Former Brooklyn Center police officer Kim Potter will stand trial on first- and second-degree manslaughter charges in the death of Daunte Wright, a Hennepin County judge ruled Wednesday, denying a defense request to dismiss the more serious charge that was added in September.
Judge Regina Chu also made evidentiary rulings regarding testimony about Wright's criminal history. The trial is set to begin Nov. 30.
Potter shot and killed Wright during a traffic stop April 11 while attempting to arrest him. Prosecutors and the defense agree the 26-year veteran didn't intent to kill Wright, the judge wrote.
The state initially charged Potter with second-degree manslaughter, which requires a finding that she acted with "culpable negligence" in Wright's death. The defense was seeking to dismiss the more recent first-degree manslaughter charge, defined as "recklessly" causing Wright's death.
Potter was training officer Anthony Luckey when he pulled over Wright just before 2 p.m. April 11. Luckey told Wright he was stopped for an air freshener hanging from his rearview mirror and expired tabs. When Luckey ran a records check, he found an active arrest warrant for a gross misdemeanor weapons violation against Wright, Chu wrote.
According to body camera video, Luckey tried to arrest and put handcuffs on him, Wright spun away and got back in the car. Within seconds, Potter said, "I'll tase ya." But she drew her Glock 9mm handgun with her right hand and fired a single fatal shot at Wright. He gasped, "Ah, he shot me!" before the car accelerated and crashed into a tree.
Realizing her mistake, she sobbed hysterically and said "oh my God" at least 59 times, along with "I'm going to prison." She also stated she had grabbed the wrong gun, Chu's ruling said.
For a conviction on the first-degree charge, a jury would have to find Potter was aware of the risk of killing Wright and "made a conscious decision to act without regard" to the risk, Chu wrote.
In allowing the charge to remain, Chu said she only had to view the evidence in the light most favorable to the prosecution and make a finding of "probable cause," meaning it was more probable than not that a crime was committed. She noted that at trial the state will have a much higher burden of proving the crime beyond a reasonable doubt.
Chu found enough circumstantial evidence to support the charge going to trial.
The judge's ruling noted that Potter had drawn the Glock from the right side of her belt when her Taser was on the left side. Chu said Potter had "disregarded" her training and experience.
On the evidentiary matters, Chu ruled that Wright's criminal record and allegations, including that he shot someone in the head, was a member of a street gang, assaulted and robbed a man in March and was subject to restraining orders, may only be admissible if Potter was aware of any prior conduct of Wright.
If Potter was aware of Wright's previous conduct, it's "admissible and relevant to explain her actions and approach toward Wright," Chu wrote.

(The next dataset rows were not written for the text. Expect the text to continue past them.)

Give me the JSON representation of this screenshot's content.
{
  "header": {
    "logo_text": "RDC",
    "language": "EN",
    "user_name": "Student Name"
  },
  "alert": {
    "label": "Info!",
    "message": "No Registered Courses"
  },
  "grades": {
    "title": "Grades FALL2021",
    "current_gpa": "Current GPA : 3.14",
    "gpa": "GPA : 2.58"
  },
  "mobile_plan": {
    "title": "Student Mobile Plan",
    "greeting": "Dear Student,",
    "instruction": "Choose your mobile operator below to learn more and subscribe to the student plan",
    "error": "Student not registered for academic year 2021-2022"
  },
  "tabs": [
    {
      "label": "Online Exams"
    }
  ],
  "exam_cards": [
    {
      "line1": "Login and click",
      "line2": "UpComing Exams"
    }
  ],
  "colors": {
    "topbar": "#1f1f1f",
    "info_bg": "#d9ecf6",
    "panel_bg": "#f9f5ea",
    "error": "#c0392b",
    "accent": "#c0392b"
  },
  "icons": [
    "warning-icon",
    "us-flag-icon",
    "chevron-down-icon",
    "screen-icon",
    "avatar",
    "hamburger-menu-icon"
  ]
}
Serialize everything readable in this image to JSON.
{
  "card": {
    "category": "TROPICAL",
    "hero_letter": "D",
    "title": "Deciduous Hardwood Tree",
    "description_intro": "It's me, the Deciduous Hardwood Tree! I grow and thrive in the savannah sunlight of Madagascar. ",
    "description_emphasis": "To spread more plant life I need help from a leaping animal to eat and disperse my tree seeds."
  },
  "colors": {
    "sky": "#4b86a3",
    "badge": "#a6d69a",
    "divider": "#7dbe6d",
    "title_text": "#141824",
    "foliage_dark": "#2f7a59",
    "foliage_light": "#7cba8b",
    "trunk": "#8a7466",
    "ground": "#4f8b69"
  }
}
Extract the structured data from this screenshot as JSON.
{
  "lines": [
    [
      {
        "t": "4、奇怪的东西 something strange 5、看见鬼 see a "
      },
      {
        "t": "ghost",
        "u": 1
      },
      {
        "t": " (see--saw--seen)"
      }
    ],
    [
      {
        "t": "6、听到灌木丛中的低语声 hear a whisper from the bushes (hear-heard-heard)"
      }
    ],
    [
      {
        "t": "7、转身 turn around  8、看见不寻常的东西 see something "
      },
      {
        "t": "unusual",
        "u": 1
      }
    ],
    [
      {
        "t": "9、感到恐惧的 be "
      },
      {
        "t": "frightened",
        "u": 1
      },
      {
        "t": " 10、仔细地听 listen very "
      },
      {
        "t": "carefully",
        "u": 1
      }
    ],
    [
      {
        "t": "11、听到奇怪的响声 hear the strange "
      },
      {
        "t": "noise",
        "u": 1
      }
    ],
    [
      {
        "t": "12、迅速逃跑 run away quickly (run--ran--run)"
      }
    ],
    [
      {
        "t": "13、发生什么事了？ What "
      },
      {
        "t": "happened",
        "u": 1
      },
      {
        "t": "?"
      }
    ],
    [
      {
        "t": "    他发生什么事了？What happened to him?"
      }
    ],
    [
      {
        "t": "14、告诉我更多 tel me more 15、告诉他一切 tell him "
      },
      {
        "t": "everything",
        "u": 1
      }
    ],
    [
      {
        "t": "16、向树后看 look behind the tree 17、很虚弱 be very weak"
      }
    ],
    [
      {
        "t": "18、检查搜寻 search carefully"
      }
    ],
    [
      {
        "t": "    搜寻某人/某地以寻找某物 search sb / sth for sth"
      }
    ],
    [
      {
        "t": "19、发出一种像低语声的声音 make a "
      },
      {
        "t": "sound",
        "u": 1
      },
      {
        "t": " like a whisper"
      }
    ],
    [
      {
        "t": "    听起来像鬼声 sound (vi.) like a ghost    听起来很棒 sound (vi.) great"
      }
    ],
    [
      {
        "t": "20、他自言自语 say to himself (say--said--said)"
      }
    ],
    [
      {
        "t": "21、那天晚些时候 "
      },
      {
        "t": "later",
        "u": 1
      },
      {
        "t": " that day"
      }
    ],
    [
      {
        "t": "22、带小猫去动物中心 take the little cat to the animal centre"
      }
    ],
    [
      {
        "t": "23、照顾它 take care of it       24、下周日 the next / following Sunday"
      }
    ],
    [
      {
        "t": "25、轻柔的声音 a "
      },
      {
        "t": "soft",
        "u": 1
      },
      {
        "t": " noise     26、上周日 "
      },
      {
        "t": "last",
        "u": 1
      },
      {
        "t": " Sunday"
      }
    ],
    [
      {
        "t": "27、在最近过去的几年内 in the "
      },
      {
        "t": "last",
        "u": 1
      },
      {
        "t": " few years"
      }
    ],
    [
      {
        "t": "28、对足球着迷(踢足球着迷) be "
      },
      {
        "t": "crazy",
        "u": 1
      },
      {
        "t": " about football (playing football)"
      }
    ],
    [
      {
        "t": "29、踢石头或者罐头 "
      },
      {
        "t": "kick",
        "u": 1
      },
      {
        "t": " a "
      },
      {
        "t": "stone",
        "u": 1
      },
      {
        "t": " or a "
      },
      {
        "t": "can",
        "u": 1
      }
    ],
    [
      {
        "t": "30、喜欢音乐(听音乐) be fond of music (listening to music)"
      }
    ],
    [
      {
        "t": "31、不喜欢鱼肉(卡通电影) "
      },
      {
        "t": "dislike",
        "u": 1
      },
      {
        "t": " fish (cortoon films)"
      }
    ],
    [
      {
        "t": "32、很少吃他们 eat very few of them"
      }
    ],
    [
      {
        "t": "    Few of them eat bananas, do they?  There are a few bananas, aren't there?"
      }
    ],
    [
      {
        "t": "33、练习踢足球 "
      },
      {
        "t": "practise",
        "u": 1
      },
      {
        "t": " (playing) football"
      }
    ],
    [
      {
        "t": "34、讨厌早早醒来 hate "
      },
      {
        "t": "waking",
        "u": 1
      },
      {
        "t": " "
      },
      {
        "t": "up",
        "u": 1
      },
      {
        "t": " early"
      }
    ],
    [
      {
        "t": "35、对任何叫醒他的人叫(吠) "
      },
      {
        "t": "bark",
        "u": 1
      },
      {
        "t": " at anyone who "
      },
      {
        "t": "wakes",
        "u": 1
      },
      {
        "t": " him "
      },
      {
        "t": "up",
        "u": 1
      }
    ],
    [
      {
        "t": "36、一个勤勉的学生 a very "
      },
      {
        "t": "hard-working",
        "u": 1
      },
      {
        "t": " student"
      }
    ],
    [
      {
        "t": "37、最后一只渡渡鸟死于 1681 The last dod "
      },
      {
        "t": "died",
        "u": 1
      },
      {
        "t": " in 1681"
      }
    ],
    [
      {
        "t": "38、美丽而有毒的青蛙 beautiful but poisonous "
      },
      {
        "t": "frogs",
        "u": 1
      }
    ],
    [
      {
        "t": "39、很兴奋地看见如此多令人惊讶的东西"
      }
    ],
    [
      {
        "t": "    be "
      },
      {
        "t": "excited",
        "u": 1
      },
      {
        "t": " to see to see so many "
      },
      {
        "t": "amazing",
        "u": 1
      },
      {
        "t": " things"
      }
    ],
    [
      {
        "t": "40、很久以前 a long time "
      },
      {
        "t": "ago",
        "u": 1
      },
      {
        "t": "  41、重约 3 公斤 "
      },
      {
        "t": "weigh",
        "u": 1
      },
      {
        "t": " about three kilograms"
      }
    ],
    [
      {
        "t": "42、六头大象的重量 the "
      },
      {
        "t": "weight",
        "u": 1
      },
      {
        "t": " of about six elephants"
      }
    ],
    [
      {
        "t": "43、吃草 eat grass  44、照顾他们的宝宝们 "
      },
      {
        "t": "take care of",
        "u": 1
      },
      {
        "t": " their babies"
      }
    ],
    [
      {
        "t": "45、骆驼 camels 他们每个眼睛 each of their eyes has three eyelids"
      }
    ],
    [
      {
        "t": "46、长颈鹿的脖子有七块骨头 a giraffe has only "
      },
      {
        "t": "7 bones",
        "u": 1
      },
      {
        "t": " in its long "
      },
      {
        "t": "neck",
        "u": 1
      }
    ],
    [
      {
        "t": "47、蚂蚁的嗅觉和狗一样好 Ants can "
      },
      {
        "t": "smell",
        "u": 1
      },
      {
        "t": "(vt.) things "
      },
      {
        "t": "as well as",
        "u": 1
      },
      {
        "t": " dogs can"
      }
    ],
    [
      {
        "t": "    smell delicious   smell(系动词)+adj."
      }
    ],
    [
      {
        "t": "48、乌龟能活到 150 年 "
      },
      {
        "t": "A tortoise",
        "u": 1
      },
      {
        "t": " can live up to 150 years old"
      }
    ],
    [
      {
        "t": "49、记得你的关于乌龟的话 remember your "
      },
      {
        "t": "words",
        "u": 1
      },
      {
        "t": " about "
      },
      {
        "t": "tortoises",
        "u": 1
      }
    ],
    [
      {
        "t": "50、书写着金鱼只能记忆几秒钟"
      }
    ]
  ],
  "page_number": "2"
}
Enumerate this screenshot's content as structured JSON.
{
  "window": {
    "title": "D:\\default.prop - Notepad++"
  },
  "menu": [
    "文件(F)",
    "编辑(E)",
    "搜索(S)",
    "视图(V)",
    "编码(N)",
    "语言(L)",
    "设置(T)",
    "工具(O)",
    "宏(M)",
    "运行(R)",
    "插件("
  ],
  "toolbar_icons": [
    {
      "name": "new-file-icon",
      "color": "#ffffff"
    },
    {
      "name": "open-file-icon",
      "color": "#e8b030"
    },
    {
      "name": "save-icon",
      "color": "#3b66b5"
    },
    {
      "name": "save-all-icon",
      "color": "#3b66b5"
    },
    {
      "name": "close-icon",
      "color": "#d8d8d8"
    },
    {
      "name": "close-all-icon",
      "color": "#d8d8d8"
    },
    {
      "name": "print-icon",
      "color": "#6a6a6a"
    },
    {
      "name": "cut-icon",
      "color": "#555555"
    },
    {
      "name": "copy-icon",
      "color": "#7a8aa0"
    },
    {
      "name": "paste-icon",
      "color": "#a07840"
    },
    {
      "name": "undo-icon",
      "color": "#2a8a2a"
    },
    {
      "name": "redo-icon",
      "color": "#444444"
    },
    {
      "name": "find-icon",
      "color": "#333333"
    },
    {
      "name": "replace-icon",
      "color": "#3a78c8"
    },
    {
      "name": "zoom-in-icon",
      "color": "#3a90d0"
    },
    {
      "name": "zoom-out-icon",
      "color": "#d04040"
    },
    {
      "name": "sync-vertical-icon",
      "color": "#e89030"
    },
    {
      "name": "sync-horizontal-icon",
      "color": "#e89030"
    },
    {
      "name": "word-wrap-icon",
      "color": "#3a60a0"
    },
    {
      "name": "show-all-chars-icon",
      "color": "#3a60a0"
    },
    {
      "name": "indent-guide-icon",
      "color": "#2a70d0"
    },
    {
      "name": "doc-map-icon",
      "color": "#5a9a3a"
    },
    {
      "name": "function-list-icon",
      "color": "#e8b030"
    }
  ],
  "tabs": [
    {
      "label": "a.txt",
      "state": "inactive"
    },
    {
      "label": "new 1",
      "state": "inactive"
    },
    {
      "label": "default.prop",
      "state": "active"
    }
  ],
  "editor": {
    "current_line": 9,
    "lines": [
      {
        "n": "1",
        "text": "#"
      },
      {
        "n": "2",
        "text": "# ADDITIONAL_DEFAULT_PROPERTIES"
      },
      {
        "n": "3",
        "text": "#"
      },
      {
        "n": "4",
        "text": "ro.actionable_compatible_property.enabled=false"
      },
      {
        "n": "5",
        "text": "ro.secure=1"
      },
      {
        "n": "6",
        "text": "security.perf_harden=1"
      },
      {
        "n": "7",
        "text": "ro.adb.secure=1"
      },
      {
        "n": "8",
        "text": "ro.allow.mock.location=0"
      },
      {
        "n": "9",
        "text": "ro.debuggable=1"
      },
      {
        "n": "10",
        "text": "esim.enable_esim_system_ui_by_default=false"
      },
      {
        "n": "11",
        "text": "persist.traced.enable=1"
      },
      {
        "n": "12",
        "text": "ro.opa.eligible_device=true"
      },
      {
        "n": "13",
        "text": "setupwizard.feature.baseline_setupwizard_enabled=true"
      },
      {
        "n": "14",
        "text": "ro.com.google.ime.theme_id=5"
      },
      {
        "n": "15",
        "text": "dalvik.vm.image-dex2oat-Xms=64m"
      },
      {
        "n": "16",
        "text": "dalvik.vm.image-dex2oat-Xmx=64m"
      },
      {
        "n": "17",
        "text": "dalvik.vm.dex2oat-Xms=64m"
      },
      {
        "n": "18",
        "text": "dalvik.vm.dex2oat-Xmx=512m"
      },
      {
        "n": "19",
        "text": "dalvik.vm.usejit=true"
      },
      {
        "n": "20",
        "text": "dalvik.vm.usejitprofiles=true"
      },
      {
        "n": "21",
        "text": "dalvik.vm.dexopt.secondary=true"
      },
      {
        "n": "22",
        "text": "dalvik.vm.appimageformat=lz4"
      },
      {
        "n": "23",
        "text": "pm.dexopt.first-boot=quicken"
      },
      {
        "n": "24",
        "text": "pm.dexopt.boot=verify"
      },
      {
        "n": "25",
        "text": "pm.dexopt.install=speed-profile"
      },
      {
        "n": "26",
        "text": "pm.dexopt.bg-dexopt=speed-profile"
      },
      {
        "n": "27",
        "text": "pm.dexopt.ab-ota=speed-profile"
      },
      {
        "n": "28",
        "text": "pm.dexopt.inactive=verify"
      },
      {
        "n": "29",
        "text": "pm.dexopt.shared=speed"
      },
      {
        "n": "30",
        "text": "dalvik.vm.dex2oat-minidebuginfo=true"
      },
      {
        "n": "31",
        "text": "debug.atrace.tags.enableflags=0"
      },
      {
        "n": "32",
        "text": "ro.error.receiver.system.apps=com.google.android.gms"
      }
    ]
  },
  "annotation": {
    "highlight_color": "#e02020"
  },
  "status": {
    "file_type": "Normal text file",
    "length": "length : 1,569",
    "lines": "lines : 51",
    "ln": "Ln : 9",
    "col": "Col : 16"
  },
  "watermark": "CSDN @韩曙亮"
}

Wright's death prompted days of unrest in Brooklyn Center. Prosecutors sought to exclude evidence of witnesses having attended those demonstrations. Chu denied the request, saying, "Such evidence is admissible to show bias."
A spokesman for Minnesota Attorney General Keith Ellison, whose office is prosecuting the case, did not respond to a request for comment. Defense attorney Earl Gray declined to comment.
Rochelle Olson • 612-673-1747